Work task –
Each line of the data holding "username" should be found and copied.

------------------------

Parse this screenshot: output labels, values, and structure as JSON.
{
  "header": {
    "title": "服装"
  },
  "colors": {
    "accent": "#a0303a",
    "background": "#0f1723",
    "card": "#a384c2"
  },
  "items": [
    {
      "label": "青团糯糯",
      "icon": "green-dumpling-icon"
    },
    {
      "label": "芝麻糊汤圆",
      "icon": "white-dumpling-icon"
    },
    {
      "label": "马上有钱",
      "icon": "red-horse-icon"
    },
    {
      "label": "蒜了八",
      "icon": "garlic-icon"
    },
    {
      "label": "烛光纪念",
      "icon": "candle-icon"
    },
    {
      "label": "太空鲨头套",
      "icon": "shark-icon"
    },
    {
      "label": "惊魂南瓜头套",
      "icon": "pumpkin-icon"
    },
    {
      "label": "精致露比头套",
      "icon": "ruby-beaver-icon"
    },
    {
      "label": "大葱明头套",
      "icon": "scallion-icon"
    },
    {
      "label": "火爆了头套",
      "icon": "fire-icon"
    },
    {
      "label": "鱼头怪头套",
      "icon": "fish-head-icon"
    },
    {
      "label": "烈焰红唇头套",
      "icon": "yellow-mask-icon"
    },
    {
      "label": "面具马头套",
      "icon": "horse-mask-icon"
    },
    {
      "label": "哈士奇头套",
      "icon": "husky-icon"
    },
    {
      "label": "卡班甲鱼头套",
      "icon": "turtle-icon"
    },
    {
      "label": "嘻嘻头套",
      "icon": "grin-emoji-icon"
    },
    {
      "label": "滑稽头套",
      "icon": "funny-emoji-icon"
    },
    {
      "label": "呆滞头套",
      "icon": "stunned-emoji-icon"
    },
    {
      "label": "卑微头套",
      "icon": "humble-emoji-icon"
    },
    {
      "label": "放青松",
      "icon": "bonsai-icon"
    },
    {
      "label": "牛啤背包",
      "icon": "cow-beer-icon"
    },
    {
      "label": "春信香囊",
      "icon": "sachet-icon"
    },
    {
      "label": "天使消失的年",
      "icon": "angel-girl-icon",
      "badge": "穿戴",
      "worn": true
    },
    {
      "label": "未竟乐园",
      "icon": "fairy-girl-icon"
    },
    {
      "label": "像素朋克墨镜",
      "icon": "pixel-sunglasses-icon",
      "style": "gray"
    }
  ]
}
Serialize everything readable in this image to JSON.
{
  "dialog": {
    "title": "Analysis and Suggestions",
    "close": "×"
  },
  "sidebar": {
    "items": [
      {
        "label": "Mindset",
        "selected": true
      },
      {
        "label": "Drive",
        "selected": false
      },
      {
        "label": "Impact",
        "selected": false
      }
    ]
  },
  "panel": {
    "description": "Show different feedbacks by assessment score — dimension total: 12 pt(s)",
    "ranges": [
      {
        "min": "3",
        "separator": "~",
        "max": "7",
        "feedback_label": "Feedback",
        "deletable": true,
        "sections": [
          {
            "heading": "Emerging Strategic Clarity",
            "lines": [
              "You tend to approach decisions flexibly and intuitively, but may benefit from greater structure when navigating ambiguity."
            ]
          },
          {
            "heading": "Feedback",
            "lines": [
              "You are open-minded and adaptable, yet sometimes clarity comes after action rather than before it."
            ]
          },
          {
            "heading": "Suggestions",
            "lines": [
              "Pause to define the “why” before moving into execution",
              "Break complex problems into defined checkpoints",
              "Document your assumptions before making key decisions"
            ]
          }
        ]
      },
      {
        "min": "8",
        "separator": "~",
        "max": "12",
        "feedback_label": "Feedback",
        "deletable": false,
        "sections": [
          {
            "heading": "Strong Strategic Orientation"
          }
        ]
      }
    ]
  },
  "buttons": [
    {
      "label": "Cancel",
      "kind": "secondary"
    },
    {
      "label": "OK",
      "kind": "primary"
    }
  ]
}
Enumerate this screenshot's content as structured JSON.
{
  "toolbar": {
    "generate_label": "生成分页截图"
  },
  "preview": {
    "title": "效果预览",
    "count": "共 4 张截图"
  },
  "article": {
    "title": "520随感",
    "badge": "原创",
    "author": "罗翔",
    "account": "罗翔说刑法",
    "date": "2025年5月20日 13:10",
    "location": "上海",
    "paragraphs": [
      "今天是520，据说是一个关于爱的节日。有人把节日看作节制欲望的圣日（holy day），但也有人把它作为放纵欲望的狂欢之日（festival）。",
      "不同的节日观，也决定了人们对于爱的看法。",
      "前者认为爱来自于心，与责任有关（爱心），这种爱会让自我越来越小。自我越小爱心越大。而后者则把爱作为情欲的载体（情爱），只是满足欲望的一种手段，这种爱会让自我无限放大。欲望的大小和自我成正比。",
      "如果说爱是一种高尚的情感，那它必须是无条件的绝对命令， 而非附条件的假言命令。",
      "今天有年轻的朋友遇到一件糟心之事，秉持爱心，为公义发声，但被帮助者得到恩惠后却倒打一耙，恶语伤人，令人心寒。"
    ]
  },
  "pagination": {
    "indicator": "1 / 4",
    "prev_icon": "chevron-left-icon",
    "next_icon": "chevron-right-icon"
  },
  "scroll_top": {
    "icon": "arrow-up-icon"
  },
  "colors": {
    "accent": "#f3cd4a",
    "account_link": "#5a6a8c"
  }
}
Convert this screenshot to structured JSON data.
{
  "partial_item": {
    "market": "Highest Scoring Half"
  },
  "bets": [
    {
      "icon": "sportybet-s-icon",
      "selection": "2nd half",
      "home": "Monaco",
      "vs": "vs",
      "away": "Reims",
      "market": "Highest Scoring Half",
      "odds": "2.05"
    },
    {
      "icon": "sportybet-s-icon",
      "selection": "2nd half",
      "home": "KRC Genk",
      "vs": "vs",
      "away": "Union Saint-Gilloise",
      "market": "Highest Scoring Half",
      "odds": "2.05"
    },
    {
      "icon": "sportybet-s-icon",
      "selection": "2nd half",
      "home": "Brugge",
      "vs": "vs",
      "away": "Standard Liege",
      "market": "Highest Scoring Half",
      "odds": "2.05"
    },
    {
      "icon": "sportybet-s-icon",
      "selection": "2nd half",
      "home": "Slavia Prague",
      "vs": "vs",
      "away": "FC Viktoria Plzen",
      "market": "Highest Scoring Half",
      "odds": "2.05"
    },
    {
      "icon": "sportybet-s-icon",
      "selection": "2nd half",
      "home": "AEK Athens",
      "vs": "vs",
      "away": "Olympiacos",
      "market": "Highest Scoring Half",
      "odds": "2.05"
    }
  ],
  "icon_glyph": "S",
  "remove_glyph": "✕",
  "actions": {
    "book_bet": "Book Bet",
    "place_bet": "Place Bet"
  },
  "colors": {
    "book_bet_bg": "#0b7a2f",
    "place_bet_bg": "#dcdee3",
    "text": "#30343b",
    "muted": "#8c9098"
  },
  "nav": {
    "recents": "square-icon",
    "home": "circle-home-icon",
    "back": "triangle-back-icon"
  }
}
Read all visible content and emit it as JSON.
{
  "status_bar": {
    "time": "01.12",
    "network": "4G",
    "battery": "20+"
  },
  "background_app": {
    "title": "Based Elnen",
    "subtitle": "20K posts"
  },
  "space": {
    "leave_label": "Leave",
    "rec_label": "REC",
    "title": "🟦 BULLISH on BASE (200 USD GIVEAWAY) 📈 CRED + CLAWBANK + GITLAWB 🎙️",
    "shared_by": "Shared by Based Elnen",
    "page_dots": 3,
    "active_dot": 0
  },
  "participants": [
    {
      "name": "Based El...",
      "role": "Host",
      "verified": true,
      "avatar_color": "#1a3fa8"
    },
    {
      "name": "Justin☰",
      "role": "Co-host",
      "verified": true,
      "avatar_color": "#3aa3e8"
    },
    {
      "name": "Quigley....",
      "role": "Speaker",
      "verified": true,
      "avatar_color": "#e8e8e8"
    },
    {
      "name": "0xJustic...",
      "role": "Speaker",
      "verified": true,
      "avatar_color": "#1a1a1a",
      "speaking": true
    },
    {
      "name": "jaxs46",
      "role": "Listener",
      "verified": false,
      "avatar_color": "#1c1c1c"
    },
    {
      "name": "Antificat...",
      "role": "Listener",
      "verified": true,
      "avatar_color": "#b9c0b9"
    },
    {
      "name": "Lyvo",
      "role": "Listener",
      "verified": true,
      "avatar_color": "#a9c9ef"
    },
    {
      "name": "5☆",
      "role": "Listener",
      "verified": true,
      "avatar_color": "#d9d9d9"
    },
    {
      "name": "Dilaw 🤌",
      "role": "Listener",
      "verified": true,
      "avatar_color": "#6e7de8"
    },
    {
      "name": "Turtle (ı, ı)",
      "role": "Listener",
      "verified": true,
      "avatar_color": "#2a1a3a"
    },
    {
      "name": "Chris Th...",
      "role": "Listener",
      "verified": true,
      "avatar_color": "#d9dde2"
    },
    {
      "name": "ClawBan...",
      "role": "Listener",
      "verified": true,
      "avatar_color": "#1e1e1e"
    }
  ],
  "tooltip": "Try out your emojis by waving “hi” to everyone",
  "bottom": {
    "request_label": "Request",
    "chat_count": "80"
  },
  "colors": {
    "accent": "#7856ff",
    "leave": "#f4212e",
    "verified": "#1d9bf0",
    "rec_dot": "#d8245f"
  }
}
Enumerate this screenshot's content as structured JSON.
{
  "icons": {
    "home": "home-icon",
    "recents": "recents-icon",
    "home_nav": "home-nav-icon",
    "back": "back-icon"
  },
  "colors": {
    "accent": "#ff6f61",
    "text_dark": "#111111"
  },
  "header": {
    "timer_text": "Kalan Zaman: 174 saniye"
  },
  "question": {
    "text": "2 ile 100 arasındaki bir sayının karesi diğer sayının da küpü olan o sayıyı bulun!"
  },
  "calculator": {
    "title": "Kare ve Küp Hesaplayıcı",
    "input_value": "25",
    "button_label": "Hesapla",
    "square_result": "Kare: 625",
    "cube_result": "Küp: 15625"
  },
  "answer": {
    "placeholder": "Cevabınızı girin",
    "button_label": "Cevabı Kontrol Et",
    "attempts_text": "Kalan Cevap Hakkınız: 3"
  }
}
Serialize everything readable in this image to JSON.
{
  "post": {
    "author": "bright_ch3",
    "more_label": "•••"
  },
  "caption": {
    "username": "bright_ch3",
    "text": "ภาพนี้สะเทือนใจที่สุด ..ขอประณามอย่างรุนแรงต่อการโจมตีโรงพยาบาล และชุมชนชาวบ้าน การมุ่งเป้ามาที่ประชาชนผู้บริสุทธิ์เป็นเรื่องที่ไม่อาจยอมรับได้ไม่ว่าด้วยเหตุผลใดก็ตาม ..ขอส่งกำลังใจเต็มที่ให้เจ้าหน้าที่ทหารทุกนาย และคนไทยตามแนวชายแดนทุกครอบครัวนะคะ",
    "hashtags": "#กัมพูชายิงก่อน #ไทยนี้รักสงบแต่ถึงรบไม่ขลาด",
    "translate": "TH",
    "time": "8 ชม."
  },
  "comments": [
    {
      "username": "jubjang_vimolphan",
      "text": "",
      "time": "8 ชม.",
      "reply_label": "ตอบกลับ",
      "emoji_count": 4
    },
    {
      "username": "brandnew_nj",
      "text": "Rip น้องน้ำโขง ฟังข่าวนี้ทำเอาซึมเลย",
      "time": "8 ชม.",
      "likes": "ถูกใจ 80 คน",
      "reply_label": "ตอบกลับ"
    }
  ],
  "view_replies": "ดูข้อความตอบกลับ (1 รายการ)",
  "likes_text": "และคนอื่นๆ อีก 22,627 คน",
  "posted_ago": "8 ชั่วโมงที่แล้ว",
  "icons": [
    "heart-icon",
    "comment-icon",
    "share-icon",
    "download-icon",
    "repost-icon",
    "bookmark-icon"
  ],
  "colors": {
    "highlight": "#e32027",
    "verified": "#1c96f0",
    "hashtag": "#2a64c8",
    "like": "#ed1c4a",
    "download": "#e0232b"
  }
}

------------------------

Written response –
    "username": "bright_ch3",
      "username": "jubjang_vimolphan",
      "username": "brandnew_nj",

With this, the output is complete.